§ Records provided:
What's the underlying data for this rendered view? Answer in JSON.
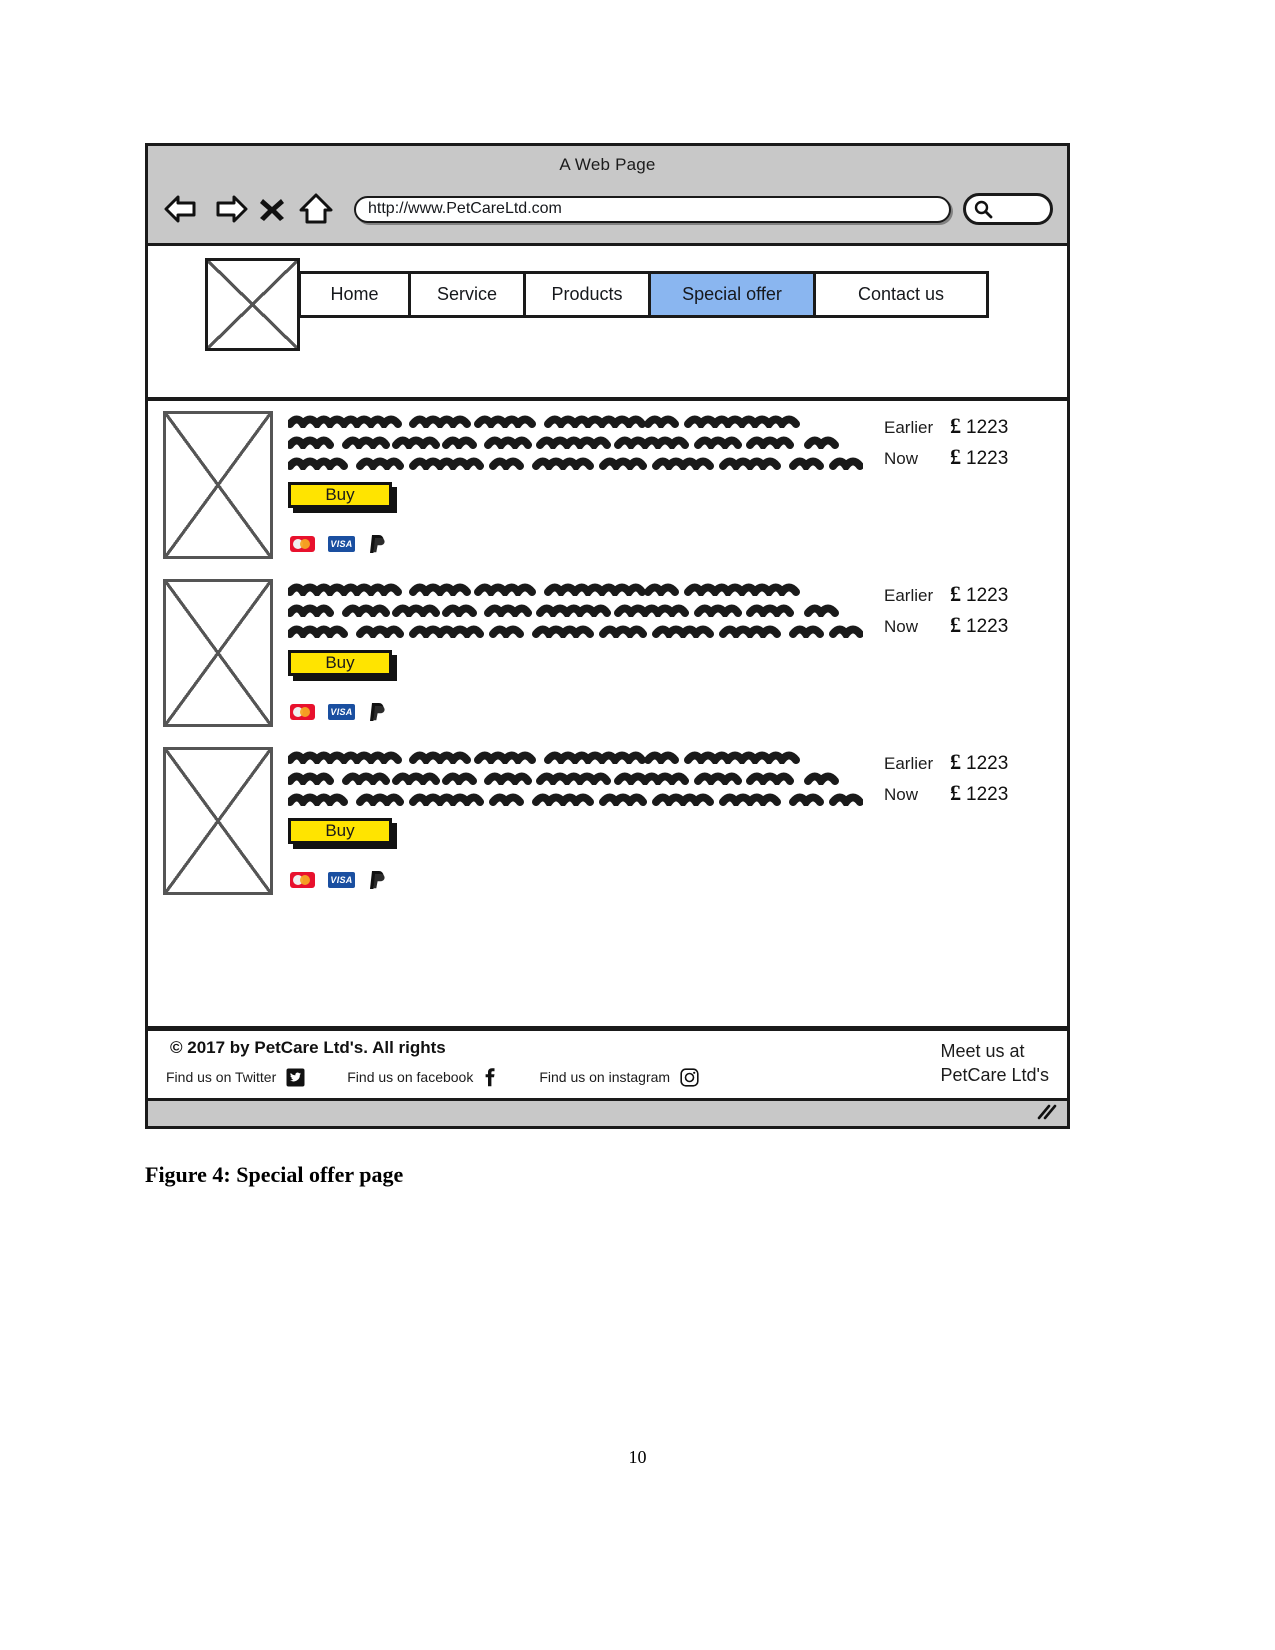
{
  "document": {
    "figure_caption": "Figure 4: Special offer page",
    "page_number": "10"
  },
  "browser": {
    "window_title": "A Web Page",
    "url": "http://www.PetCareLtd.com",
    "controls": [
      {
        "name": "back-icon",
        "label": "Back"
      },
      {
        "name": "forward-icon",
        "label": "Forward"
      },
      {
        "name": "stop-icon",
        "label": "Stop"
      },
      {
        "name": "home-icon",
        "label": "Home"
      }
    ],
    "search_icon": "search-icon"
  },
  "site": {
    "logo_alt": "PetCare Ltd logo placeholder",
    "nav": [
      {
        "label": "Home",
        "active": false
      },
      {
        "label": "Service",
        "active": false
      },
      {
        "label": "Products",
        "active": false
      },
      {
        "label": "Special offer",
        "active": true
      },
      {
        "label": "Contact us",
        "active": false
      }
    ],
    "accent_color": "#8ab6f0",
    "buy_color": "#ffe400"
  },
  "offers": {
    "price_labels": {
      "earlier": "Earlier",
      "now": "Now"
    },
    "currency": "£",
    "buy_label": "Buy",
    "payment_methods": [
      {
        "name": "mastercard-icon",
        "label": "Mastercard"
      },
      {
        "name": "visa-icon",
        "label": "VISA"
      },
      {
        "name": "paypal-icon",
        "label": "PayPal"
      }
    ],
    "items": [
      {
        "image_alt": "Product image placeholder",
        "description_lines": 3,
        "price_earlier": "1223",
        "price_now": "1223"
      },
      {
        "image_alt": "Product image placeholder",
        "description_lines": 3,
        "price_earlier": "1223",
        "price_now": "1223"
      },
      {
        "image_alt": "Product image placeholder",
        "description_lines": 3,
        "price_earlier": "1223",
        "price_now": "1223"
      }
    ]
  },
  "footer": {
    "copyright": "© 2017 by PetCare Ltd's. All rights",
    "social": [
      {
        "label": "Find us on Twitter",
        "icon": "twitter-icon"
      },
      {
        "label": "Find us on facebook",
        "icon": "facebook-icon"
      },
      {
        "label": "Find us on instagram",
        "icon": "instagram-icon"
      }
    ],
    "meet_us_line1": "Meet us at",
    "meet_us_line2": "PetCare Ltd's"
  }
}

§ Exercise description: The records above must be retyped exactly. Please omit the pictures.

§ Written answer:
What's the underlying data for this rendered view? Answer in JSON.
{
  "document": {
    "figure_caption": "Figure 4: Special offer page",
    "page_number": "10"
  },
  "browser": {
    "window_title": "A Web Page",
    "url": "http://www.PetCareLtd.com",
    "controls": [
      {
        "name": "back-icon",
        "label": "Back"
      },
      {
        "name": "forward-icon",
        "label": "Forward"
      },
      {
        "name": "stop-icon",
        "label": "Stop"
      },
      {
        "name": "home-icon",
        "label": "Home"
      }
    ],
    "search_icon": "search-icon"
  },
  "site": {
    "logo_alt": "PetCare Ltd logo placeholder",
    "nav": [
      {
        "label": "Home",
        "active": false
      },
      {
        "label": "Service",
        "active": false
      },
      {
        "label": "Products",
        "active": false
      },
      {
        "label": "Special offer",
        "active": true
      },
      {
        "label": "Contact us",
        "active": false
      }
    ],
    "accent_color": "#8ab6f0",
    "buy_color": "#ffe400"
  },
  "offers": {
    "price_labels": {
      "earlier": "Earlier",
      "now": "Now"
    },
    "currency": "£",
    "buy_label": "Buy",
    "payment_methods": [
      {
        "name": "mastercard-icon",
        "label": "Mastercard"
      },
      {
        "name": "visa-icon",
        "label": "VISA"
      },
      {
        "name": "paypal-icon",
        "label": "PayPal"
      }
    ],
    "items": [
      {
        "image_alt": "Product image placeholder",
        "description_lines": 3,
        "price_earlier": "1223",
        "price_now": "1223"
      },
      {
        "image_alt": "Product image placeholder",
        "description_lines": 3,
        "price_earlier": "1223",
        "price_now": "1223"
      },
      {
        "image_alt": "Product image placeholder",
        "description_lines": 3,
        "price_earlier": "1223",
        "price_now": "1223"
      }
    ]
  },
  "footer": {
    "copyright": "© 2017 by PetCare Ltd's. All rights",
    "social": [
      {
        "label": "Find us on Twitter",
        "icon": "twitter-icon"
      },
      {
        "label": "Find us on facebook",
        "icon": "facebook-icon"
      },
      {
        "label": "Find us on instagram",
        "icon": "instagram-icon"
      }
    ],
    "meet_us_line1": "Meet us at",
    "meet_us_line2": "PetCare Ltd's"
  }
}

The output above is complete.